This was a great point which our adventurer had gained; and yet he plainly perceived that the governante mistook his meaning, by giving herself credit for all the passion he had professed. As this error could be rectified by no other means than those of plying her with the bottle, until her distinguishing faculties should be overpowered, he promoted a quick circulation. She did him justice, without any manifest signs of inebriation, so long, that his own eyes began to reel in the sockets, and he found that before his scheme could be accomplished, he should be effectually unfitted for all the purposes of love. He therefore had recourse to his valet-de-chambre, who understood the hint as soon as it was given, and readily undertook to perform the part of which his master had played the prelude. This affair being settled to his satisfaction, and the night at odds with morning, he took an opportunity of imparting to the ear of this aged dulcinea a kind whisper, importing a promise of visiting her when his sister should be retired to her own chamber, and an earnest desire of leaving her door unlocked.
This agreeable intimation being communicated, he conveyed a caution of the same nature to Mrs. Hornbeck, as he led her to her apartment; and darkness and silence no sooner prevailed in the house, than he and his trusted squire set out on their different voyages.

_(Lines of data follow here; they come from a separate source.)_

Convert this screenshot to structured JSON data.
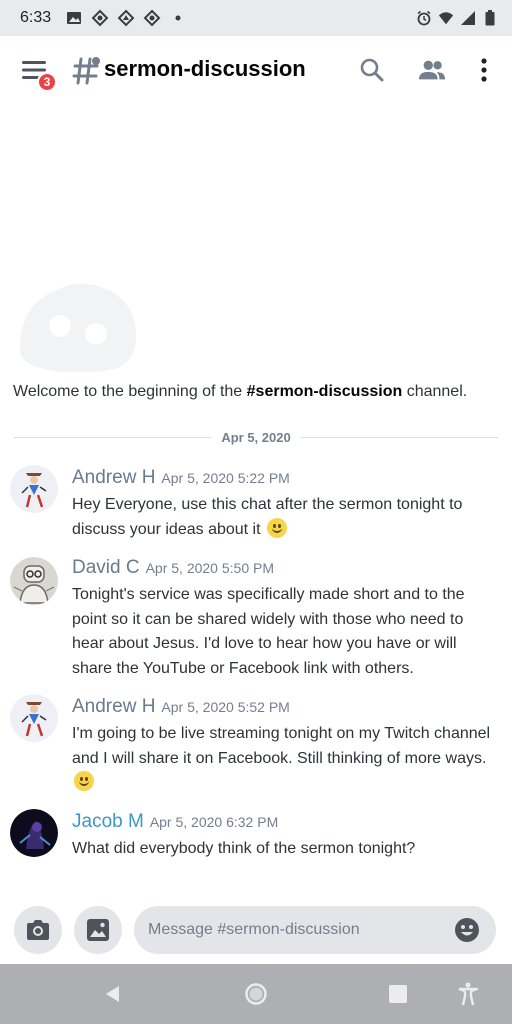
{
  "status_bar": {
    "time": "6:33"
  },
  "header": {
    "badge_count": "3",
    "channel_name": "sermon-discussion"
  },
  "welcome": {
    "prefix": "Welcome to the beginning of the ",
    "channel": "#sermon-discussion",
    "suffix": " channel."
  },
  "divider_date": "Apr 5, 2020",
  "messages": [
    {
      "author": "Andrew H",
      "timestamp": "Apr 5, 2020 5:22 PM",
      "text": "Hey Everyone, use this chat after the sermon tonight to discuss your ideas about it"
    },
    {
      "author": "David C",
      "timestamp": "Apr 5, 2020 5:50 PM",
      "text": "Tonight's service was specifically made short and to the point so it can be shared widely with those who need to hear about Jesus. I'd love to hear how you have or will share the YouTube or Facebook link with others."
    },
    {
      "author": "Andrew H",
      "timestamp": "Apr 5, 2020 5:52 PM",
      "text": "I'm going to be live streaming tonight on my Twitch channel and I will share it on Facebook. Still thinking of more ways."
    },
    {
      "author": "Jacob M",
      "timestamp": "Apr 5, 2020 6:32 PM",
      "text": "What did everybody think of the sermon tonight?"
    }
  ],
  "input": {
    "placeholder": "Message #sermon-discussion"
  },
  "colors": {
    "badge": "#ed4245",
    "author_default": "#6b7a8a",
    "author_blue": "#3c96c8",
    "input_bg": "#e3e5e8"
  }
}
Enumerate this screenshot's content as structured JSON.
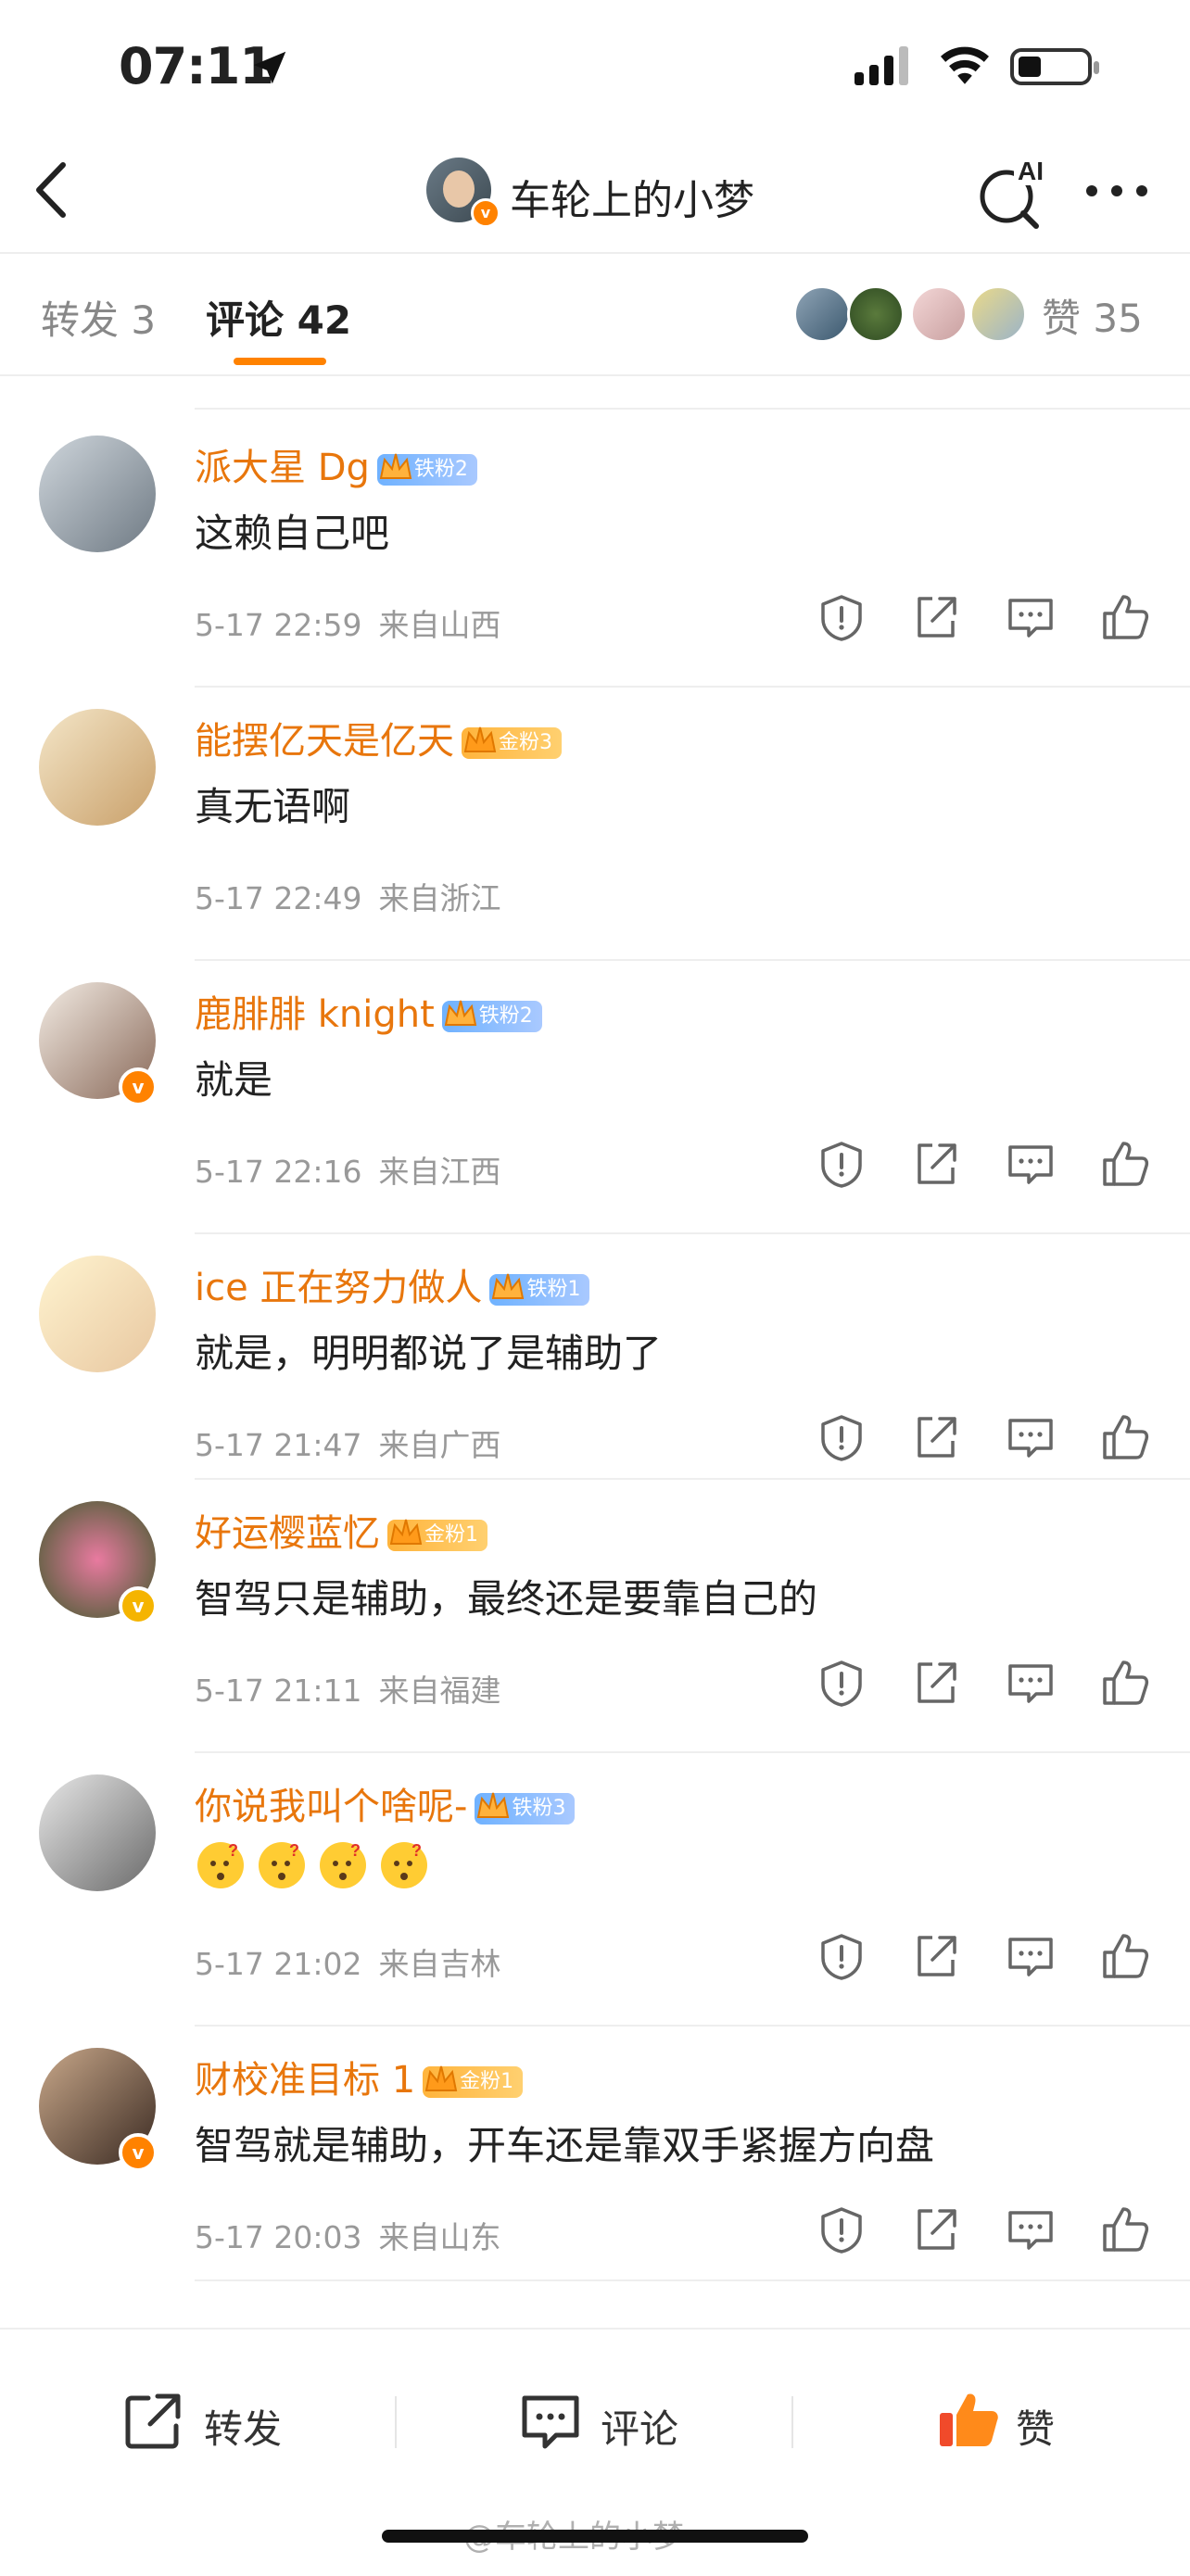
{
  "status_bar": {
    "time": "07:11",
    "icons": [
      "location-arrow-icon",
      "signal-icon",
      "wifi-icon",
      "battery-icon"
    ]
  },
  "nav": {
    "title": "车轮上的小梦",
    "ai_label": "AI",
    "verified_badge": "v"
  },
  "tabs": {
    "repost": "转发 3",
    "comments": "评论 42",
    "likes": "赞 35"
  },
  "colors": {
    "accent": "#ff8200",
    "name": "#e8760c",
    "meta": "#999999"
  },
  "comments": [
    {
      "name": "派大星 Dg",
      "fan_badge": "铁粉2",
      "badge_type": "iron",
      "text": "这赖自己吧",
      "time": "5-17 22:59",
      "location": "来自山西",
      "avatar_verified": false
    },
    {
      "name": "能摆亿天是亿天",
      "fan_badge": "金粉3",
      "badge_type": "gold",
      "text": "真无语啊",
      "time": "5-17 22:49",
      "location": "来自浙江",
      "avatar_verified": false
    },
    {
      "name": "鹿腓腓 knight",
      "fan_badge": "铁粉2",
      "badge_type": "iron",
      "text": "就是",
      "time": "5-17 22:16",
      "location": "来自江西",
      "avatar_verified": true
    },
    {
      "name": "ice 正在努力做人",
      "fan_badge": "铁粉1",
      "badge_type": "iron",
      "text": "就是，明明都说了是辅助了",
      "time": "5-17 21:47",
      "location": "来自广西",
      "avatar_verified": false
    },
    {
      "name": "好运樱蓝忆",
      "fan_badge": "金粉1",
      "badge_type": "gold",
      "text": "智驾只是辅助，最终还是要靠自己的",
      "time": "5-17 21:11",
      "location": "来自福建",
      "avatar_verified": true
    },
    {
      "name": "你说我叫个啥呢-",
      "fan_badge": "铁粉3",
      "badge_type": "iron",
      "text": "",
      "time": "5-17 21:02",
      "location": "来自吉林",
      "avatar_verified": false
    },
    {
      "name": "财校准目标 1",
      "fan_badge": "金粉1",
      "badge_type": "gold",
      "text": "智驾就是辅助，开车还是靠双手紧握方向盘",
      "time": "5-17 20:03",
      "location": "来自山东",
      "avatar_verified": true
    }
  ],
  "bottom_bar": {
    "repost": "转发",
    "comment": "评论",
    "like": "赞"
  },
  "watermark": "@车轮上的小梦"
}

Everything would have succeeded according to their wish, had not the valet-de-chambre suffered himself to fall asleep at the side of his inamorata, and, in the agitation of a violent dream, exclaimed in a voice so unlike that of her supposed adorer, that she distinguished the difference at once. Waking him with a pinch and a loud shriek, she threatened to prosecute him for a rape, and reviled him with all the epithets her rage and disappointment could suggest.
The Frenchman, finding himself detected, behaved with great temper and address: be begged she would compose herself, on account of her own reputation, which was extremely dear to him; protesting that he had a most inviolable esteem for her person. His representations had weight with the duenna, who, upon recollection, comprehended the whole affair, and thought it would be her interest to bring matters to an accommodation. She therefore admitted the apologies of her bed-fellow, provided he would promise to atone by marriage for the injury she had sustained; and in this particular he set her heart at ease by repeated vows, which he uttered with surprising volubility, though without any intention to perform the least title of their contents.
Peregrine, who had been alarmed by her exclamation, and ran to the door with a view of interposing according to the emergency of the case, overhearing the affair thus compromised, returned to his mistress, who was highly entertained with an account of what had passed, foreseeing that for the future she should be under no difficulty or restriction from the severity of her guard.
Last updated Monday, December 22, 2014 at 10:54